Dry habitats from wooded areas to sandy beaches. Often live in gopher tortoise burrows or in stumps.
This is the largest venomous snake in North America. The average length is about five and a half feet. Record length is 96 inches.
The diamonds, dark brown or black in color, outlined by a row of yellow or cream-colored scales. Ground color is olive, brown, or almost black. A dark line runs through the eyes to the back of the jaw.
Diamondbacks lurk motionless in shadows for hours (ambush predator). When they are disturbed, their warning rattle is usually loud and clear. Rattlesnakes shed their skin several times a year, gaining one new rattle segment with each shed. Contrary to popular belief, there is no correlation between the number of rattles and the age of the snake. Also, as the rattle grows, the terminal rattles tend to become old, brittle and can break off when the snake is crawling through the underbrush.
This snake has fangs that are long (up to an inch), hinged and folded back against the roof of its mouth when the mouth is closed. When the snake strikes, the mouth opens and the fangs are erected. The hemotoxic venom travels down from the gland through a duct into a small canal running the length of the fang. This hollow curved tooth has an opening at the tip, similar to a hypodermic needle, through which the venom is injected. From a standing-coiled position, they can accurately strike at least one third of their body length. Due to the amount and complexity of their venom, and the size of their fangs, the bite of this snake is considered very dangerous.
Eight to 12 venomous young are born in September. Females are viviparous (retain egg sacs internally), the young hatch and give the appearance of live birth. The young have no parental care.
In the wild, Eastern diamondback rattlesnakes prey on mice, rats, rabbits, squirrels and birds.
This animal at the CFZ:
The Central Florida Zoo bred the Eastern Diamondback 4 years in a row – this had never been recorded previously in an AZA zoo. In those 4 years, our female produced 51 young - 16 of which were amelanistic (a form of albinism).
The rattle is composed of loosely attached shed segments of skin (keratin) that strike against one another to produce a buzzing sound when the tail is vibrated rapidly they are capable of vibrating their tail up to 105 cycles per second (one cycle = left to right). A button in very young snakes represents the rattle. A new segment is added at each shedding; the segments then become progressively larger as the snake reaches adult size. The button remains at the end of the string unless it is lost through wear or breaking of the fragile rattle. When measuring a rattlesnake the length of the rattle is not included.

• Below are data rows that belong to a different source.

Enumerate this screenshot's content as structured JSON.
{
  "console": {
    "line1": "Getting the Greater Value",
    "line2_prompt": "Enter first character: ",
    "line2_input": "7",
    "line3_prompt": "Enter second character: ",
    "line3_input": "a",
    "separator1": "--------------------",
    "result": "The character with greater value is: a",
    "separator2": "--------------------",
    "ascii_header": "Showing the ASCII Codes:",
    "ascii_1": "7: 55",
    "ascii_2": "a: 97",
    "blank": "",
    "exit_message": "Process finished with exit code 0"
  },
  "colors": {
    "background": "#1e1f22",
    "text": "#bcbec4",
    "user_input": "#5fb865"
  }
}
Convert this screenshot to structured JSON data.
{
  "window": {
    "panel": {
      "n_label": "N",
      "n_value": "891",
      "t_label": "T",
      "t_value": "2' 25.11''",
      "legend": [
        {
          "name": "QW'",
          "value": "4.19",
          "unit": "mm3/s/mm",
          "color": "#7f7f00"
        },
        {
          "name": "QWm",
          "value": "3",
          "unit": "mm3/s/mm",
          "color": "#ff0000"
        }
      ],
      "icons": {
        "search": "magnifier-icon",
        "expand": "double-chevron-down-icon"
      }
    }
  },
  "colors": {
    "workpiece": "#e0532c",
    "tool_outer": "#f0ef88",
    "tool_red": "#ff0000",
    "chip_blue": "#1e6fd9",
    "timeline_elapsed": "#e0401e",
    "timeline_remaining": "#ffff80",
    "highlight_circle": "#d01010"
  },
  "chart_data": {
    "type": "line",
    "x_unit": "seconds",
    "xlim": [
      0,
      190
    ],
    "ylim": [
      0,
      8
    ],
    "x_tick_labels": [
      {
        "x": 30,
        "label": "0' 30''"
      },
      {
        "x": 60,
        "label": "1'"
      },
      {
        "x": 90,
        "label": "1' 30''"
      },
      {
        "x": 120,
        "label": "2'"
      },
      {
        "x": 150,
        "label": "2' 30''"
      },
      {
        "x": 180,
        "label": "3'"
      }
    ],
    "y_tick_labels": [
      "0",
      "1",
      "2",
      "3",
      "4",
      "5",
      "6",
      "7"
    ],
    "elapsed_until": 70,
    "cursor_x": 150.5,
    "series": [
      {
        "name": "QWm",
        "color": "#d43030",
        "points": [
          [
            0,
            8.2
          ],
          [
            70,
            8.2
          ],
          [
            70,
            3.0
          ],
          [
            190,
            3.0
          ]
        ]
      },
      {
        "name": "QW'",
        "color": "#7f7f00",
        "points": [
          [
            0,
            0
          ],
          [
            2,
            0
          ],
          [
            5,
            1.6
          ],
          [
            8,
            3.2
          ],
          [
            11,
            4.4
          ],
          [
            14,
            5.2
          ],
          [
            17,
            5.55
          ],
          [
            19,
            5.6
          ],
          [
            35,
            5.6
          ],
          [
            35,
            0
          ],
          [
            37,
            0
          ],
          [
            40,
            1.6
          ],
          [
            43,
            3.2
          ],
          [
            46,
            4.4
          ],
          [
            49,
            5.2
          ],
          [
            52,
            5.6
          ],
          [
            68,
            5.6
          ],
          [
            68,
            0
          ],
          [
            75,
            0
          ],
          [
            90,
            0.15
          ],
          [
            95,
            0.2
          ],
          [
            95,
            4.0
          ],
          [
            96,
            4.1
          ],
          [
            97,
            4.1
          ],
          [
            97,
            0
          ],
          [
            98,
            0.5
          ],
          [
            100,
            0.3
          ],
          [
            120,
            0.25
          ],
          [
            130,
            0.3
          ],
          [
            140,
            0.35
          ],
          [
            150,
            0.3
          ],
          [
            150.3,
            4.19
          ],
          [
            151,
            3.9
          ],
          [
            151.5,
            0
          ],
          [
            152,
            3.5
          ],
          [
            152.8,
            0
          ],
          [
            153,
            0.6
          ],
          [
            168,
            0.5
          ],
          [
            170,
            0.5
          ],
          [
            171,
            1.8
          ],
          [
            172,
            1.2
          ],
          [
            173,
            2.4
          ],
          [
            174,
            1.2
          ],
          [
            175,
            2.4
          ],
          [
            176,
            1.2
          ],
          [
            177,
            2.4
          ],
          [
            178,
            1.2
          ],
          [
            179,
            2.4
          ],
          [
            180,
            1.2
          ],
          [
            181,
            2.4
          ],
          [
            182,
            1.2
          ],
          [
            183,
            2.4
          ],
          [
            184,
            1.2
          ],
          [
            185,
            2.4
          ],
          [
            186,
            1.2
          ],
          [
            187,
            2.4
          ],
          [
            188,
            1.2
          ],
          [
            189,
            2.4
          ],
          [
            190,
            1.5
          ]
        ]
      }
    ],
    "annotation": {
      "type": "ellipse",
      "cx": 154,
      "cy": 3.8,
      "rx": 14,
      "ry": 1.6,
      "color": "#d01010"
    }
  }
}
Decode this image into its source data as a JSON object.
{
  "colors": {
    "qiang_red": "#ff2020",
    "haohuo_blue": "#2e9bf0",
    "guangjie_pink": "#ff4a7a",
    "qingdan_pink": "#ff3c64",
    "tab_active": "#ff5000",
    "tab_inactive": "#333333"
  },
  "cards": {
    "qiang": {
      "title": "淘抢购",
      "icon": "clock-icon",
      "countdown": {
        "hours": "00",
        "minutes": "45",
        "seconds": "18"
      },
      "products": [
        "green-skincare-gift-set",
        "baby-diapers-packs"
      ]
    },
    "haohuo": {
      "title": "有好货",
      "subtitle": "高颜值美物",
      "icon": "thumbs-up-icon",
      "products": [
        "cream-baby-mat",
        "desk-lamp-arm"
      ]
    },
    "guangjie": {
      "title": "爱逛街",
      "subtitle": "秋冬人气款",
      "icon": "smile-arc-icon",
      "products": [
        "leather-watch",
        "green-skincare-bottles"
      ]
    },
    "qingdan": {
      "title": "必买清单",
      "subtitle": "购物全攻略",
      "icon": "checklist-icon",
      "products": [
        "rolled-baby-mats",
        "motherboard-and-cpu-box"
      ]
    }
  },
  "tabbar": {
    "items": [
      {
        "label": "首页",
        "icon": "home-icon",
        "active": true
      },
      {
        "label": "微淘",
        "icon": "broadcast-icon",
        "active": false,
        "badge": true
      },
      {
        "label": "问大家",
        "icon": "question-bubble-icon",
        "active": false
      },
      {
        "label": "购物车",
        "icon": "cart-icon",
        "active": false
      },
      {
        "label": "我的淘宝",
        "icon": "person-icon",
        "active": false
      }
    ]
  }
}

Rattlesnakes occur only in the New World. There are about 30 species found from southern Canada to northern Argentina and Uruguay. Rattlesnakes are found in all 48 of the contiguous states except Maine and Delaware but are most numerous, in a variety of species and subspecies, in Mexico and the southeastern United States.
Status in the Wild:
“Peterson Field Guides: Reptiles and Amphibians of Eastern/Central North America”, R. Conant and Joseph Collins